## PROBLEM
Read through the lines below and copy the ones holding the string "Source".

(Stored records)
Segment Open

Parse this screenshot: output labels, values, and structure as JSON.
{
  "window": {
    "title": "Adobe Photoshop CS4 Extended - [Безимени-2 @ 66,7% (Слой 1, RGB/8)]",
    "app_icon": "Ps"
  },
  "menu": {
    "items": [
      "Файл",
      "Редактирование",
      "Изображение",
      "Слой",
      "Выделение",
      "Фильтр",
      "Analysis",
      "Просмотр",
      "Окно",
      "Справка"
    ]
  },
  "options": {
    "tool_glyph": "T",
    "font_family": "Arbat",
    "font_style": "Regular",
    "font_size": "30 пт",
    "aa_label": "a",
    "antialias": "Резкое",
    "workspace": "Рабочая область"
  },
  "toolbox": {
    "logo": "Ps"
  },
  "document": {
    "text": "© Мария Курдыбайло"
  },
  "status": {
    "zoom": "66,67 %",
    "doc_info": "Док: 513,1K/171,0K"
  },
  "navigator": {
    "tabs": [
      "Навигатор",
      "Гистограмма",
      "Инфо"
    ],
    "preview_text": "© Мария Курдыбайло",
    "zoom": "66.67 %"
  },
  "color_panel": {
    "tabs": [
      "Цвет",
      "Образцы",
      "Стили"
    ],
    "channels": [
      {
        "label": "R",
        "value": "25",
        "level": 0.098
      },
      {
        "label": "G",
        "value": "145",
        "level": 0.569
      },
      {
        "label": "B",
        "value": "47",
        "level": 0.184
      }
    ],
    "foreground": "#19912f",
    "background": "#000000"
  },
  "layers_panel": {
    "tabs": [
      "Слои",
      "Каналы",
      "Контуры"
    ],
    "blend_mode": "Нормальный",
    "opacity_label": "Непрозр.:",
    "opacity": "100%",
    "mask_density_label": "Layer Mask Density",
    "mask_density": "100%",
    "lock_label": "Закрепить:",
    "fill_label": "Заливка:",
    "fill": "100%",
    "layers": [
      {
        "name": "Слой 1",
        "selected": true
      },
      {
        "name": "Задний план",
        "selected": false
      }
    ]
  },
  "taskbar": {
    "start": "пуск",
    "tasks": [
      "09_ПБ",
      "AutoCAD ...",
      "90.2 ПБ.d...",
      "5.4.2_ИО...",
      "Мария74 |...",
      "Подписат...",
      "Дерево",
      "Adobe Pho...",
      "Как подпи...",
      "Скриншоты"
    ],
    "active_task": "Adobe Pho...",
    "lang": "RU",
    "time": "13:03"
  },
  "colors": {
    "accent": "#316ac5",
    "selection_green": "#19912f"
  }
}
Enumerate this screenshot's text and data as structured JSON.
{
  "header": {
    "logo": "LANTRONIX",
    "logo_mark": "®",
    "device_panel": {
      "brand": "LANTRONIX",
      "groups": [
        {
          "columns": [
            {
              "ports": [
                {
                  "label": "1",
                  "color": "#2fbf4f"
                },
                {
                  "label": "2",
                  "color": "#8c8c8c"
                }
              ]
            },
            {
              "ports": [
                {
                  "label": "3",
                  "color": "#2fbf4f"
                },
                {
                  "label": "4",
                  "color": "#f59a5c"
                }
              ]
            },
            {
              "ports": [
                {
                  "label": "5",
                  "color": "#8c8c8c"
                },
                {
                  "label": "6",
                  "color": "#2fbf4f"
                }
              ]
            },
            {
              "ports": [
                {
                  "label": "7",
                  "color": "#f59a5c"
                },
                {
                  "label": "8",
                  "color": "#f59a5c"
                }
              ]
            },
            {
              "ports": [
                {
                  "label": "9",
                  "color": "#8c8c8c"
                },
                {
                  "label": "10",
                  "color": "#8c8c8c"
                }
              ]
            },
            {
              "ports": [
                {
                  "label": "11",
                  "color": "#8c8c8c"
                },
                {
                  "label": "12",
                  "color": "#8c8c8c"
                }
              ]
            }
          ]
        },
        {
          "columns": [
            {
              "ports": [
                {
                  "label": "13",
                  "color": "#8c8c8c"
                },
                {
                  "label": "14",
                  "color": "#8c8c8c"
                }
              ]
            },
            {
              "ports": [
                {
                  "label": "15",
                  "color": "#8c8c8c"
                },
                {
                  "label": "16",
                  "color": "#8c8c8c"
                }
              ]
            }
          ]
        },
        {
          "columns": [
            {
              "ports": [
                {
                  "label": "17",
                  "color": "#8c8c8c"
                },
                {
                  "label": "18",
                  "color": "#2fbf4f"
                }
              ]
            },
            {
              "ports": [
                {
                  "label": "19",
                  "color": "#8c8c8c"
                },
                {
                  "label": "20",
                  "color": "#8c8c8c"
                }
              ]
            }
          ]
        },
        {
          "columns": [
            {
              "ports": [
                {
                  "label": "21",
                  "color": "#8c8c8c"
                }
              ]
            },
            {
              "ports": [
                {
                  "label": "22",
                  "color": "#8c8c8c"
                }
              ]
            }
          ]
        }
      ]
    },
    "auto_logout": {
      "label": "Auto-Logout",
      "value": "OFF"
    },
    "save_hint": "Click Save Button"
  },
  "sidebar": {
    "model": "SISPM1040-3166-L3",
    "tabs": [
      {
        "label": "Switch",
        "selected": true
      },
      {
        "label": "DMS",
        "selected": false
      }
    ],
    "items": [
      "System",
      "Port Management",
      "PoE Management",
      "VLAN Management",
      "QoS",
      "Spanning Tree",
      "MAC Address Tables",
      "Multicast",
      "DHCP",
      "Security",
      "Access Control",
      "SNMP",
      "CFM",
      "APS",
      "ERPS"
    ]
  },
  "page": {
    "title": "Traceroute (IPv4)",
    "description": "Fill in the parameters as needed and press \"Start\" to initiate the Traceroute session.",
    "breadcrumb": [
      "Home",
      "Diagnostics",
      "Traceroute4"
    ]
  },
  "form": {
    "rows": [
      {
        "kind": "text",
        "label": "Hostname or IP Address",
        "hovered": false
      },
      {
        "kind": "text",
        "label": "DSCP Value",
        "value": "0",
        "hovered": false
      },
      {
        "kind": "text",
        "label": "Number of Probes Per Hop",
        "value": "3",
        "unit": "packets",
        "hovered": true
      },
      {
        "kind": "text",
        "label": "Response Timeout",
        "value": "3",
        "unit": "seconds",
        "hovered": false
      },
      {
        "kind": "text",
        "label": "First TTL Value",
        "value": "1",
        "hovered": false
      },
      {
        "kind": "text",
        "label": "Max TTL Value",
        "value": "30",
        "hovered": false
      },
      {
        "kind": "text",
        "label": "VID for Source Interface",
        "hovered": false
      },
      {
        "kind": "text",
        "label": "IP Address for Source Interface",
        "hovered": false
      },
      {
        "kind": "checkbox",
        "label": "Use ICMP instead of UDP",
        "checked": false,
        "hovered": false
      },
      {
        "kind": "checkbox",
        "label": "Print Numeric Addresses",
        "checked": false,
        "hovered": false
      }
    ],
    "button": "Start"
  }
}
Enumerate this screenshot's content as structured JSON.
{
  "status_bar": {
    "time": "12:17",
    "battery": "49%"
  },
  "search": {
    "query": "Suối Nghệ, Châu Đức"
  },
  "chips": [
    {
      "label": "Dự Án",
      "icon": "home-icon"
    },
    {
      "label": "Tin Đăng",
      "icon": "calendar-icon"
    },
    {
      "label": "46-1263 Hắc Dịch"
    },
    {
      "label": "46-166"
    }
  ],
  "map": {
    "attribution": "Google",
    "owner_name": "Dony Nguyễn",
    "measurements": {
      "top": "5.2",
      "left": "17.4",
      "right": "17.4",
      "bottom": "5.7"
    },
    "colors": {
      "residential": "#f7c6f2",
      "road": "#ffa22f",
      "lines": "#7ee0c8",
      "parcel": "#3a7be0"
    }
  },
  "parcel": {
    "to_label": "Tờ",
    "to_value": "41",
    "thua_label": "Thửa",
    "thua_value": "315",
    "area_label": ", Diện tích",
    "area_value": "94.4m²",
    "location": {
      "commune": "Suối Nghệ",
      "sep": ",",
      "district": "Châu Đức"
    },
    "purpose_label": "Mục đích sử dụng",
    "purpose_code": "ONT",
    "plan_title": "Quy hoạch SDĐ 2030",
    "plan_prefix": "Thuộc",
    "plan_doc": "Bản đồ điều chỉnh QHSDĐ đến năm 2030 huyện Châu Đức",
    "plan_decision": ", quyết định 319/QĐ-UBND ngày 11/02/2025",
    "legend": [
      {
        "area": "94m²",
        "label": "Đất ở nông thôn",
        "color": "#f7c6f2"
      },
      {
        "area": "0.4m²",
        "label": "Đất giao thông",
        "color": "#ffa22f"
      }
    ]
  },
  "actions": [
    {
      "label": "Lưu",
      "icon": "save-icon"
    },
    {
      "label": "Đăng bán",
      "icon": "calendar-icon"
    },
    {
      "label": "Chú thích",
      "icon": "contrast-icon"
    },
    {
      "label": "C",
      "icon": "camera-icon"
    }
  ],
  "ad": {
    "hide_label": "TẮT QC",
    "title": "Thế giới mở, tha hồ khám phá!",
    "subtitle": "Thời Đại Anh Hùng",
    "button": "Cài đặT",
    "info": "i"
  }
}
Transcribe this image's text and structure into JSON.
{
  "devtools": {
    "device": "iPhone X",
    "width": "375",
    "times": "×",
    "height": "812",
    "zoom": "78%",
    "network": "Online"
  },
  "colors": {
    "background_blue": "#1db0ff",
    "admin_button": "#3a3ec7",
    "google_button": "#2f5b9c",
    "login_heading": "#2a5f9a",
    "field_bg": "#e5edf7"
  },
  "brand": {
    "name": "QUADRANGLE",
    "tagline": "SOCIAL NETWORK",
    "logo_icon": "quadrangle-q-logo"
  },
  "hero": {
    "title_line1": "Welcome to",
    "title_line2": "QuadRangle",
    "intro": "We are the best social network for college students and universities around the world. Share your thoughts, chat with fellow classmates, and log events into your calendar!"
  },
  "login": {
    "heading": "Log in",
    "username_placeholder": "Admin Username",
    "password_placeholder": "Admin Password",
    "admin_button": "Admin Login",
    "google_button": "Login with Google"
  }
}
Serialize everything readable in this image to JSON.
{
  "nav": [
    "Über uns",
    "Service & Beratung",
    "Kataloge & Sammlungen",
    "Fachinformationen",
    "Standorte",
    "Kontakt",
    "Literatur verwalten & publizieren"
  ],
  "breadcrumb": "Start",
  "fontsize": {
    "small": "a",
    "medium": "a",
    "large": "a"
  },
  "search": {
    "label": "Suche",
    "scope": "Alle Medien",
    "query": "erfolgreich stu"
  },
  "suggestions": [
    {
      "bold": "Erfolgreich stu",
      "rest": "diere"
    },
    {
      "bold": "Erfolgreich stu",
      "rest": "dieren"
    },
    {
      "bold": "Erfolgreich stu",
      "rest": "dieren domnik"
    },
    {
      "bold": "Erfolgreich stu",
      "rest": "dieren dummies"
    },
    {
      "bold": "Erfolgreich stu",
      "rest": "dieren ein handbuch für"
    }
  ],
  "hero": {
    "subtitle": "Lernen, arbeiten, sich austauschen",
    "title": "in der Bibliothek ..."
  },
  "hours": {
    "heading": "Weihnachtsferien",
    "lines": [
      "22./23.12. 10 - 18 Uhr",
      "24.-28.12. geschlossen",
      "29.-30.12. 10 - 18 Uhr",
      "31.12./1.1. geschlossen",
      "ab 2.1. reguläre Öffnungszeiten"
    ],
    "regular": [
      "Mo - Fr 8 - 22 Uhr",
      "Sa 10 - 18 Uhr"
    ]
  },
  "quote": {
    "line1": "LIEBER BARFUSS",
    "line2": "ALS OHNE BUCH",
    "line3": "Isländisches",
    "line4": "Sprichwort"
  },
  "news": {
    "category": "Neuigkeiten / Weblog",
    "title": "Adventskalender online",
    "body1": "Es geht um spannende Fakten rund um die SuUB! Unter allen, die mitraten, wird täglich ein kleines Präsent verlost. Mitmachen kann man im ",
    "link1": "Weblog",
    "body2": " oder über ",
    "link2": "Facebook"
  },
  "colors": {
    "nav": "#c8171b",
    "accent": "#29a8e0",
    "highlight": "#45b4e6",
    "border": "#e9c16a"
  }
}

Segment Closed

## REPLY TO THE EXERCISE
        "label": "VID for Source Interface",
        "label": "IP Address for Source Interface",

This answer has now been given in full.